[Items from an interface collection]

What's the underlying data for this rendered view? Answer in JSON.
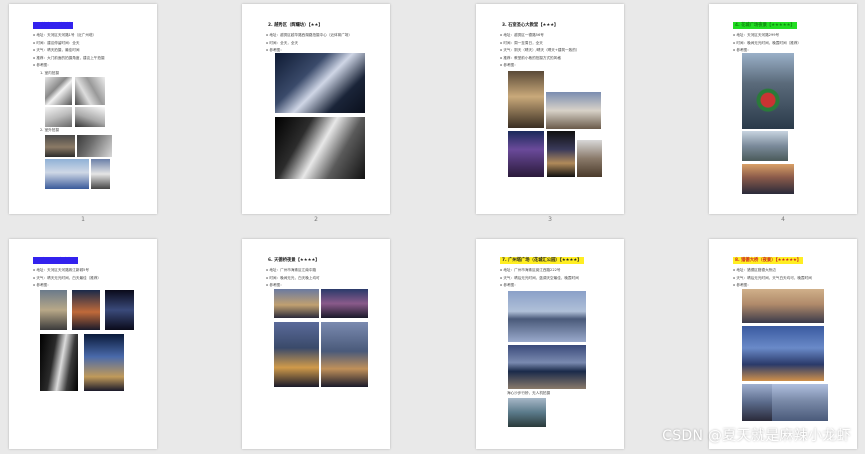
{
  "watermark": "CSDN @夏天就是麻辣小龙虾",
  "pages": [
    {
      "number": "1",
      "title": "1. 越秀区：镇海楼",
      "highlight": "#3322ee",
      "bullets": [
        "o 地址：天河区天河路1号（近广州塔）",
        "o 时间：建议停留时间：全天",
        "o 天气：晴天拍摄，最佳时间",
        "o 推荐：大门前面的拍摄角度，建议上午拍摄",
        "o 参考图："
      ],
      "subheads": [
        "1. 室内拍摄",
        "2. 室外拍摄"
      ]
    },
    {
      "number": "2",
      "title": "2. 越秀区（辉耀坊）【★★】",
      "highlight": "",
      "bullets": [
        "o 地址：越秀区越华路西湖路拍摄中心（近体育广场）",
        "o 时间：全天，全天",
        "o 参考图："
      ],
      "subheads": []
    },
    {
      "number": "3",
      "title": "3. 石室圣心大教堂【★★★】",
      "highlight": "",
      "bullets": [
        "o 地址：越秀区一德路56号",
        "o 时间：周一至周日，全天",
        "o 天气：阴天（晴天）/晴天（晴天+建筑一致的）",
        "o 推荐：教堂前小巷的拍摄方式的风格",
        "o 参考图："
      ],
      "subheads": []
    },
    {
      "number": "4",
      "title": "4. 花城广场夜景【★★★★★】",
      "highlight": "#22dd22",
      "bullets": [
        "o 地址：天河区天河路299号",
        "o 时间：晚间无光时间，晚霞时间（推荐）",
        "o 参考图："
      ],
      "subheads": []
    },
    {
      "number": "",
      "title": "5. 广州国际金融中心",
      "highlight": "#3322ee",
      "bullets": [
        "o 地址：天河区天河路珠江新城5号",
        "o 天气：晴天无光时间，白天最佳（推荐）",
        "o 参考图："
      ],
      "subheads": []
    },
    {
      "number": "",
      "title": "6. 天德桥夜景【★★★★】",
      "highlight": "",
      "bullets": [
        "o 地址：广州市海珠区江南中路",
        "o 时间：晚间无光，白天晚上均可",
        "o 参考图："
      ],
      "subheads": []
    },
    {
      "number": "",
      "title": "7. 广州塔广场（花城汇公园）【★★★★】",
      "highlight": "#ffee22",
      "bullets": [
        "o 地址：广州市海珠区阅江西路222号",
        "o 天气：晴后无光时间，蓝调天空最佳，晚霞时间",
        "o 参考图："
      ],
      "subheads": [
        "海心沙步行桥，无人机拍摄"
      ]
    },
    {
      "number": "",
      "title": "8. 猎德大桥（夜景）【★★★★★】",
      "highlight": "#ffee22",
      "bullets": [
        "o 地址：猎德区猎德大桥边",
        "o 天气：晴后无光时间，天气白天均可，晚霞时间",
        "o 参考图："
      ],
      "subheads": []
    }
  ]
}
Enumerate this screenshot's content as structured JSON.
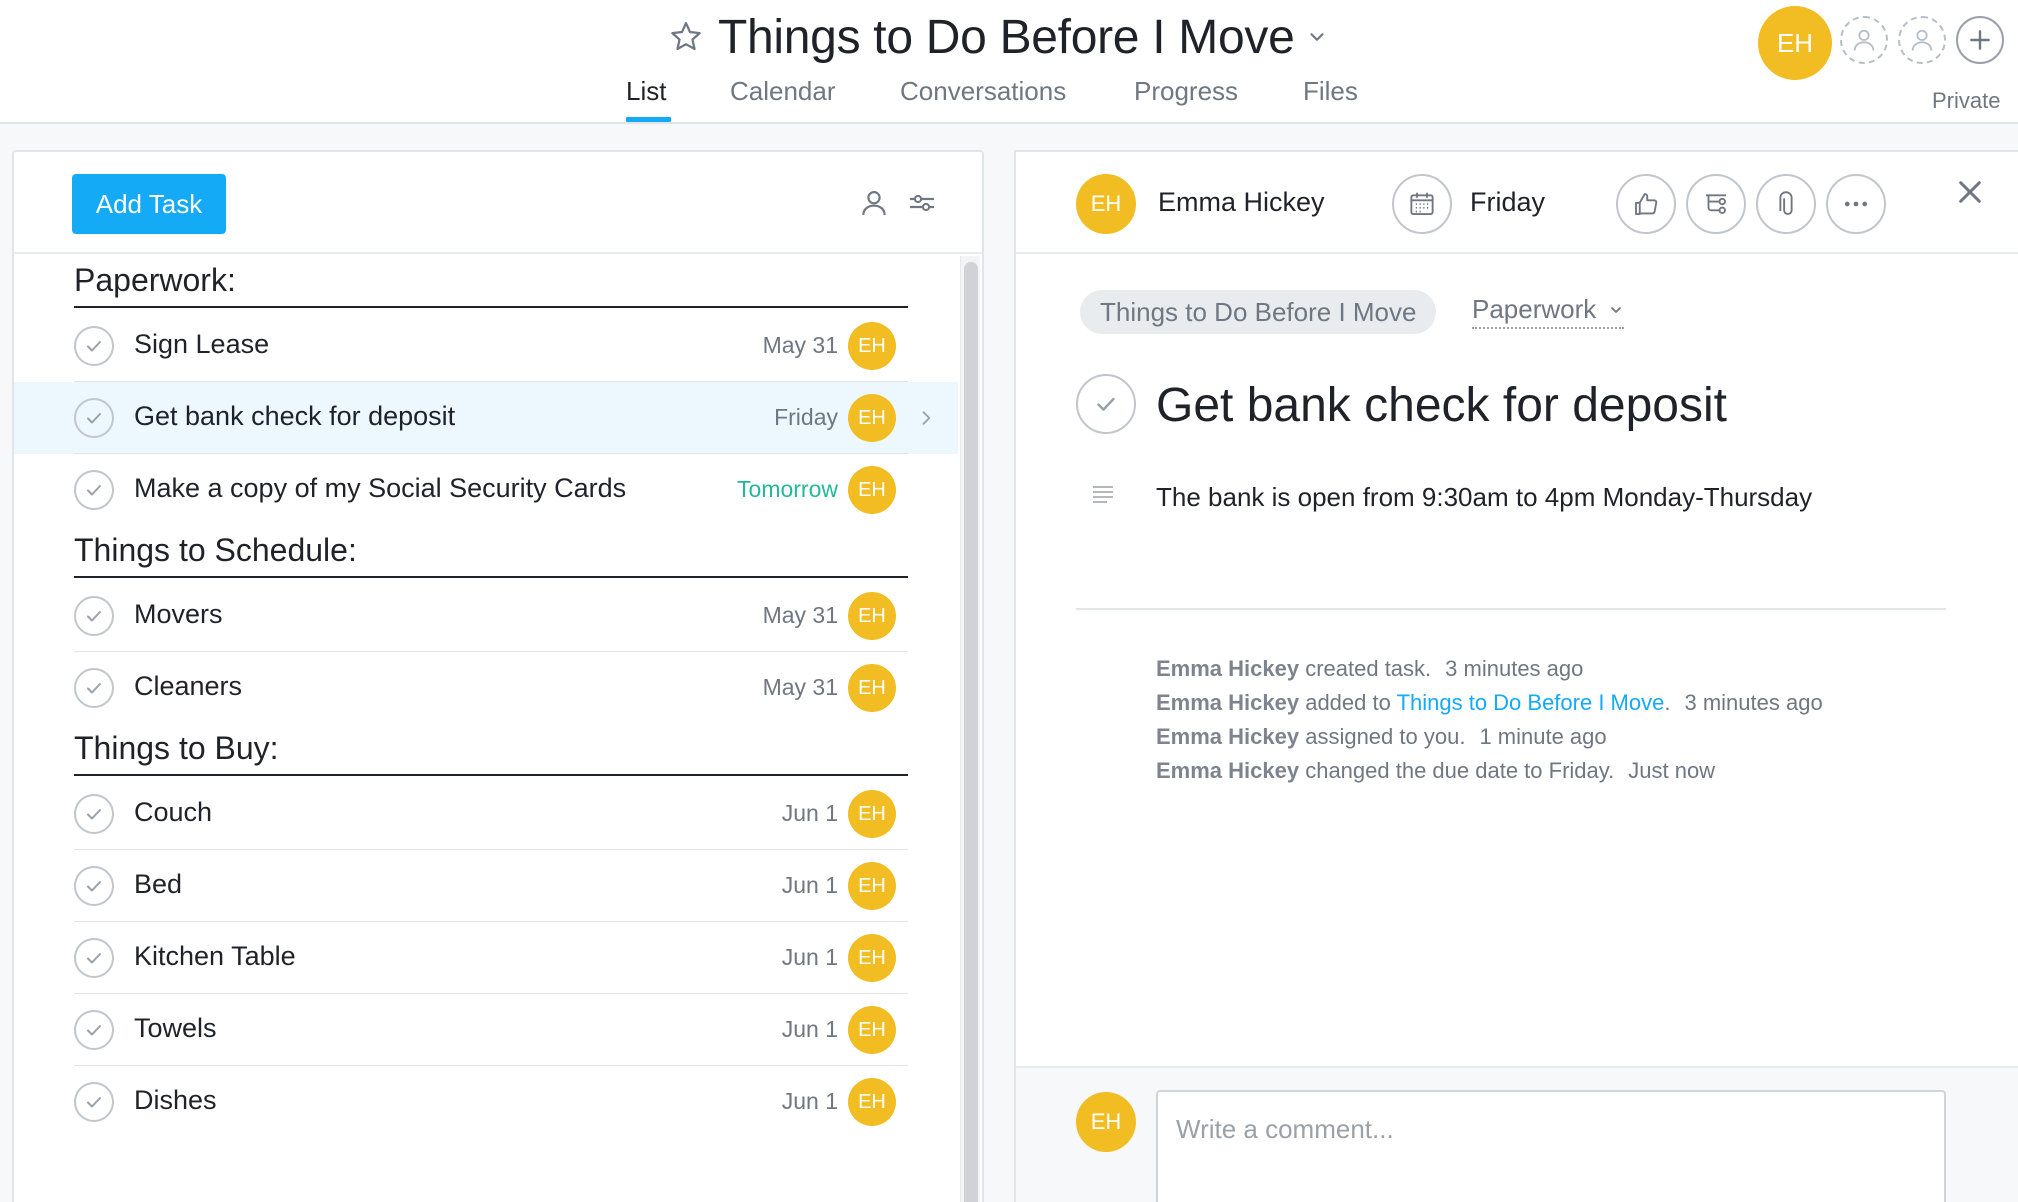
{
  "project": {
    "title": "Things to Do Before I Move",
    "privacy": "Private",
    "owner_initials": "EH"
  },
  "tabs": [
    {
      "label": "List",
      "active": true
    },
    {
      "label": "Calendar",
      "active": false
    },
    {
      "label": "Conversations",
      "active": false
    },
    {
      "label": "Progress",
      "active": false
    },
    {
      "label": "Files",
      "active": false
    }
  ],
  "list_toolbar": {
    "add_task_label": "Add Task"
  },
  "sections": [
    {
      "title": "Paperwork:",
      "tasks": [
        {
          "name": "Sign Lease",
          "due": "May 31",
          "assignee": "EH"
        },
        {
          "name": "Get bank check for deposit",
          "due": "Friday",
          "assignee": "EH",
          "selected": true
        },
        {
          "name": "Make a copy of my Social Security Cards",
          "due": "Tomorrow",
          "assignee": "EH",
          "due_soon": true
        }
      ]
    },
    {
      "title": "Things to Schedule:",
      "tasks": [
        {
          "name": "Movers",
          "due": "May 31",
          "assignee": "EH"
        },
        {
          "name": "Cleaners",
          "due": "May 31",
          "assignee": "EH"
        }
      ]
    },
    {
      "title": "Things to Buy:",
      "tasks": [
        {
          "name": "Couch",
          "due": "Jun 1",
          "assignee": "EH"
        },
        {
          "name": "Bed",
          "due": "Jun 1",
          "assignee": "EH"
        },
        {
          "name": "Kitchen Table",
          "due": "Jun 1",
          "assignee": "EH"
        },
        {
          "name": "Towels",
          "due": "Jun 1",
          "assignee": "EH"
        },
        {
          "name": "Dishes",
          "due": "Jun 1",
          "assignee": "EH"
        }
      ]
    }
  ],
  "detail": {
    "assignee_initials": "EH",
    "assignee_name": "Emma Hickey",
    "due": "Friday",
    "project_pill": "Things to Do Before I Move",
    "section": "Paperwork",
    "task_title": "Get bank check for deposit",
    "description": "The bank is open from 9:30am to 4pm Monday-Thursday",
    "activity": [
      {
        "who": "Emma Hickey",
        "text": " created task.",
        "link": "",
        "after": "",
        "when": "3 minutes ago"
      },
      {
        "who": "Emma Hickey",
        "text": " added to ",
        "link": "Things to Do Before I Move",
        "after": ".",
        "when": "3 minutes ago"
      },
      {
        "who": "Emma Hickey",
        "text": " assigned to you.",
        "link": "",
        "after": "",
        "when": "1 minute ago"
      },
      {
        "who": "Emma Hickey",
        "text": " changed the due date to Friday.",
        "link": "",
        "after": "",
        "when": "Just now"
      }
    ],
    "comment_avatar": "EH",
    "comment_placeholder": "Write a comment..."
  },
  "colors": {
    "accent": "#14aaf5",
    "avatar": "#f2bc23",
    "due_soon": "#25b89a",
    "selected_row": "#edf8fe"
  }
}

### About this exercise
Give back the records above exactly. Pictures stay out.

### Output of the task
What's the underlying data for this rendered view? Answer in JSON.
{
  "watermark": "CSDN @夏天就是麻辣小龙虾",
  "pages": [
    {
      "number": "1",
      "title": "1. 越秀区：镇海楼",
      "highlight": "#3322ee",
      "bullets": [
        "o 地址：天河区天河路1号（近广州塔）",
        "o 时间：建议停留时间：全天",
        "o 天气：晴天拍摄，最佳时间",
        "o 推荐：大门前面的拍摄角度，建议上午拍摄",
        "o 参考图："
      ],
      "subheads": [
        "1. 室内拍摄",
        "2. 室外拍摄"
      ]
    },
    {
      "number": "2",
      "title": "2. 越秀区（辉耀坊）【★★】",
      "highlight": "",
      "bullets": [
        "o 地址：越秀区越华路西湖路拍摄中心（近体育广场）",
        "o 时间：全天，全天",
        "o 参考图："
      ],
      "subheads": []
    },
    {
      "number": "3",
      "title": "3. 石室圣心大教堂【★★★】",
      "highlight": "",
      "bullets": [
        "o 地址：越秀区一德路56号",
        "o 时间：周一至周日，全天",
        "o 天气：阴天（晴天）/晴天（晴天+建筑一致的）",
        "o 推荐：教堂前小巷的拍摄方式的风格",
        "o 参考图："
      ],
      "subheads": []
    },
    {
      "number": "4",
      "title": "4. 花城广场夜景【★★★★★】",
      "highlight": "#22dd22",
      "bullets": [
        "o 地址：天河区天河路299号",
        "o 时间：晚间无光时间，晚霞时间（推荐）",
        "o 参考图："
      ],
      "subheads": []
    },
    {
      "number": "",
      "title": "5. 广州国际金融中心",
      "highlight": "#3322ee",
      "bullets": [
        "o 地址：天河区天河路珠江新城5号",
        "o 天气：晴天无光时间，白天最佳（推荐）",
        "o 参考图："
      ],
      "subheads": []
    },
    {
      "number": "",
      "title": "6. 天德桥夜景【★★★★】",
      "highlight": "",
      "bullets": [
        "o 地址：广州市海珠区江南中路",
        "o 时间：晚间无光，白天晚上均可",
        "o 参考图："
      ],
      "subheads": []
    },
    {
      "number": "",
      "title": "7. 广州塔广场（花城汇公园）【★★★★】",
      "highlight": "#ffee22",
      "bullets": [
        "o 地址：广州市海珠区阅江西路222号",
        "o 天气：晴后无光时间，蓝调天空最佳，晚霞时间",
        "o 参考图："
      ],
      "subheads": [
        "海心沙步行桥，无人机拍摄"
      ]
    },
    {
      "number": "",
      "title": "8. 猎德大桥（夜景）【★★★★★】",
      "highlight": "#ffee22",
      "bullets": [
        "o 地址：猎德区猎德大桥边",
        "o 天气：晴后无光时间，天气白天均可，晚霞时间",
        "o 参考图："
      ],
      "subheads": []
    }
  ]
}
Enumerate this screenshot's content as structured JSON.
{
  "project": {
    "title": "Things to Do Before I Move",
    "privacy": "Private",
    "owner_initials": "EH"
  },
  "tabs": [
    {
      "label": "List",
      "active": true
    },
    {
      "label": "Calendar",
      "active": false
    },
    {
      "label": "Conversations",
      "active": false
    },
    {
      "label": "Progress",
      "active": false
    },
    {
      "label": "Files",
      "active": false
    }
  ],
  "list_toolbar": {
    "add_task_label": "Add Task"
  },
  "sections": [
    {
      "title": "Paperwork:",
      "tasks": [
        {
          "name": "Sign Lease",
          "due": "May 31",
          "assignee": "EH"
        },
        {
          "name": "Get bank check for deposit",
          "due": "Friday",
          "assignee": "EH",
          "selected": true
        },
        {
          "name": "Make a copy of my Social Security Cards",
          "due": "Tomorrow",
          "assignee": "EH",
          "due_soon": true
        }
      ]
    },
    {
      "title": "Things to Schedule:",
      "tasks": [
        {
          "name": "Movers",
          "due": "May 31",
          "assignee": "EH"
        },
        {
          "name": "Cleaners",
          "due": "May 31",
          "assignee": "EH"
        }
      ]
    },
    {
      "title": "Things to Buy:",
      "tasks": [
        {
          "name": "Couch",
          "due": "Jun 1",
          "assignee": "EH"
        },
        {
          "name": "Bed",
          "due": "Jun 1",
          "assignee": "EH"
        },
        {
          "name": "Kitchen Table",
          "due": "Jun 1",
          "assignee": "EH"
        },
        {
          "name": "Towels",
          "due": "Jun 1",
          "assignee": "EH"
        },
        {
          "name": "Dishes",
          "due": "Jun 1",
          "assignee": "EH"
        }
      ]
    }
  ],
  "detail": {
    "assignee_initials": "EH",
    "assignee_name": "Emma Hickey",
    "due": "Friday",
    "project_pill": "Things to Do Before I Move",
    "section": "Paperwork",
    "task_title": "Get bank check for deposit",
    "description": "The bank is open from 9:30am to 4pm Monday-Thursday",
    "activity": [
      {
        "who": "Emma Hickey",
        "text": " created task.",
        "link": "",
        "after": "",
        "when": "3 minutes ago"
      },
      {
        "who": "Emma Hickey",
        "text": " added to ",
        "link": "Things to Do Before I Move",
        "after": ".",
        "when": "3 minutes ago"
      },
      {
        "who": "Emma Hickey",
        "text": " assigned to you.",
        "link": "",
        "after": "",
        "when": "1 minute ago"
      },
      {
        "who": "Emma Hickey",
        "text": " changed the due date to Friday.",
        "link": "",
        "after": "",
        "when": "Just now"
      }
    ],
    "comment_avatar": "EH",
    "comment_placeholder": "Write a comment..."
  },
  "colors": {
    "accent": "#14aaf5",
    "avatar": "#f2bc23",
    "due_soon": "#25b89a",
    "selected_row": "#edf8fe"
  }
}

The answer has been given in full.